1909 The Lancet  
SENIOR SURGEON TO THE LONDON HOSPITAL. GENTLEMEN,-I have taken up this question to-day for two reasons. The first is that in my opinion it is the most important question in the treatment of acute inflammation of the appendix that still remains unsettled. Everyone who has seen a large number of cases agrees now that the sooner an appendix which may be on the verge of giving way or of becoming gangrenous is removed the better it is for the patient. Everyone, too, agrees that, in the later stages

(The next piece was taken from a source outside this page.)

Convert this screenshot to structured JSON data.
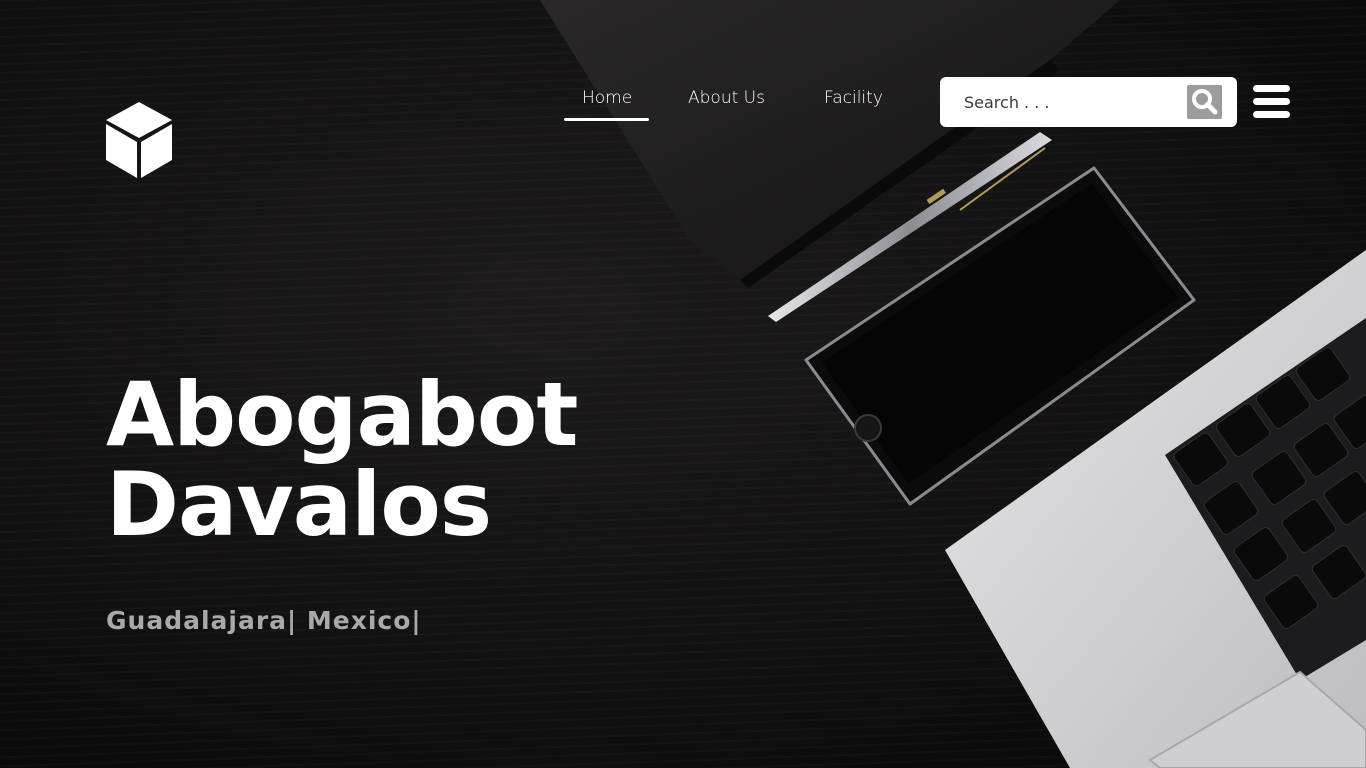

more » ... n the later stages of the disease, when the acute attack is subsiding and the condition of the patient improving iu every respect it is advisable and safe to wait. But everyone does not agree as to what should be done in the intermediate stage of an acute attack, when the patient is seen by the surgeon for the first time between the third and the sixth day after the onset of the acute symptoms, at a time when the septic inflammation has already spread widely into the general peritoneal cavity, and there is no indication whether it is going to stop or to spread more and more widely. These are the cases that furnish the highest rate of mortality after operation, a rate so high that some have advocated not operating upon them at all, and this is one reason why I wish to deal with them to-day. My other reason is that we have had of late an unprecedented series of acute cases, even for the London Hospital, and that a large proportion of them have reached this stage before they applied for admission. Of course, the stage of which I am speaking is not marked off by any definite symptoms from that which precedes or that which follows it. In an attack which is fairly acute it extends, roughly speaking, from the end of the second day to the sixth or seventh, but it is influenced by many things. In children, for instance, it begins much earlier than it does in adults. It may begin in them within the first few hours. Then it is influenced, perhaps more than you would think, by the anatomical position of the appendix, whether, for example, it lies behind and to the outer side of the cascum and colon, or hangs free in the peritoneal cavity ; and, of course, it is influenced by the intensity of the inflammation and the virulence of the organisms that are causing it. Exact definition, therefore, is out of the question, but, roughly speaking, the third to the sixth day may be looked upon as its limits. A very large proportion of the acute cases that come to the hospital are seen by the surgeon for the first time after they have already entered upon this stage, and I am sorry to say not a few of those which occur in private. No matter what the actual number of hours may be, the clinical symptoms are usually so definite that there is no difficulty in recognising this stage when it is reached. The attitude and the aspect are characteristic. The patient lies upon the back with the knees drawn up. The eyes are ringed with black circles. The cheeks are sunken. The lips are dry and the tongue, unless there has been recent vomiting, is dry and already brown. The respiration is entirely costal. The whole abdomen is distended, hard, rigid, and motionless. The muscles are too tense and the walls too sensitive for you to be able to distinguish anything by pressure; but on light percussion the note is distinctly flatter in the right iliac region than it is elsewhere. The pulse is quick and rapid, usually over 100 to the minute. Exceptionally, in two or three instances, I have found it quite slow and fairly soft. The temperature is raised two or three degrees. Rectal examination, which should never be neglected, reveals a certain degree of fulness and tenderness, especially upon the right side. In many instances the rectal temperature is one or even two degrees higher than it is in, the mouth, so high that the difference can be appreciated even without a thermometer. Such, gentlemen, leaving out all detail, is in brief the description of the condition of the patient. It means, of course, as is patent to you all, septic peritonitis spreading from the right iliac fossa and becoming generalised. The appendix, the source of all the trouble, is either gangrenous, or has given way, allowing the liquid contents of the bowel, with perhaps a fascal concretion, to escape into the surrounding tissue. The actual position which it occupies, and the route along which the inflammation is extending, are not known, but occasionally there is an indication of some value. An exceptionally tender spot, for instance, in the lumbar region, just over the crest of the ilium, means that the cellular tissue behind the colon is involved, and that the inflammation is tracking upwards along the posterior abdominal wall. If there is great tenderness on rectal examination, especially if it is high up, or more marked upon the right side than the left ; or if there is pain on emptying the bladder with, at the same time, increased frequency of micturition, it is probable that the appendix is lying on, or over, the brim of the pelvis. If, as in many of these cases, the attack is very acute and sudden, and the whole abdomen becomes involved almost at the same time, probably the appendix is lying on the inner side of the caecum and has ruptured into the general peritoneal cavity ; and this is rendered more likely if the left side of the abdomen rapidly becomes as tender and painful as the right. But at the best all of these are only probabilities. If there is an operation they indicate to some extent where and how drainage is to be carried out. They help but little in determining whether an operation should be performed or not, and that is the point to which I wish to direct your attention to-day.
doi:10.1016/s0140-6736(01)61945-7 fatcat:imclp64d7bhulmza2uofchhbsy